Work instruction – When you repeat the records, keep every word exact and drop each picture.

Supplied records –
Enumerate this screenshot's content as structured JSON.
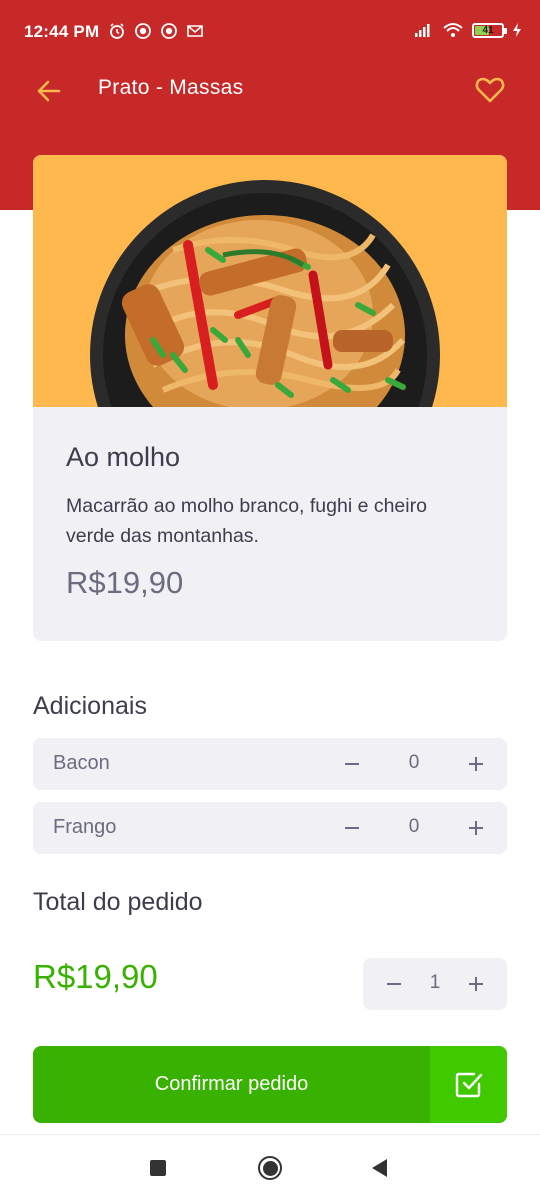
{
  "status_bar": {
    "time": "12:44 PM",
    "left_icons": [
      "alarm-icon",
      "vpn-icon",
      "vpn-icon",
      "gmail-icon"
    ],
    "right_icons": [
      "signal-icon",
      "wifi-icon",
      "battery-icon",
      "charging-icon"
    ],
    "battery_level": "41"
  },
  "header": {
    "title": "Prato - Massas",
    "back_icon": "arrow-left-icon",
    "favorite_icon": "heart-icon"
  },
  "product": {
    "image_alt": "pasta-dish-image",
    "name": "Ao molho",
    "description": "Macarrão ao molho branco, fughi e cheiro verde das montanhas.",
    "price": "R$19,90"
  },
  "extras": {
    "title": "Adicionais",
    "items": [
      {
        "label": "Bacon",
        "quantity": "0",
        "minus": "−",
        "plus": "+"
      },
      {
        "label": "Frango",
        "quantity": "0",
        "minus": "−",
        "plus": "+"
      }
    ]
  },
  "total": {
    "title": "Total do pedido",
    "value": "R$19,90",
    "quantity": "1",
    "minus": "−",
    "plus": "+"
  },
  "confirm": {
    "label": "Confirmar pedido",
    "icon": "check-square-icon"
  },
  "nav_bar": {
    "items": [
      "recent-apps-button",
      "home-button",
      "back-button"
    ]
  },
  "colors": {
    "header_red": "#c72828",
    "accent_yellow": "#ffb84d",
    "green": "#39b100",
    "green_light": "#41c900",
    "card_bg": "#f0f0f5",
    "text": "#3d3d4d",
    "muted": "#6c6c80"
  }
}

Task output –
Enumerate this screenshot's content as structured JSON.
{
  "status_bar": {
    "time": "12:44 PM",
    "left_icons": [
      "alarm-icon",
      "vpn-icon",
      "vpn-icon",
      "gmail-icon"
    ],
    "right_icons": [
      "signal-icon",
      "wifi-icon",
      "battery-icon",
      "charging-icon"
    ],
    "battery_level": "41"
  },
  "header": {
    "title": "Prato - Massas",
    "back_icon": "arrow-left-icon",
    "favorite_icon": "heart-icon"
  },
  "product": {
    "image_alt": "pasta-dish-image",
    "name": "Ao molho",
    "description": "Macarrão ao molho branco, fughi e cheiro verde das montanhas.",
    "price": "R$19,90"
  },
  "extras": {
    "title": "Adicionais",
    "items": [
      {
        "label": "Bacon",
        "quantity": "0",
        "minus": "−",
        "plus": "+"
      },
      {
        "label": "Frango",
        "quantity": "0",
        "minus": "−",
        "plus": "+"
      }
    ]
  },
  "total": {
    "title": "Total do pedido",
    "value": "R$19,90",
    "quantity": "1",
    "minus": "−",
    "plus": "+"
  },
  "confirm": {
    "label": "Confirmar pedido",
    "icon": "check-square-icon"
  },
  "nav_bar": {
    "items": [
      "recent-apps-button",
      "home-button",
      "back-button"
    ]
  },
  "colors": {
    "header_red": "#c72828",
    "accent_yellow": "#ffb84d",
    "green": "#39b100",
    "green_light": "#41c900",
    "card_bg": "#f0f0f5",
    "text": "#3d3d4d",
    "muted": "#6c6c80"
  }
}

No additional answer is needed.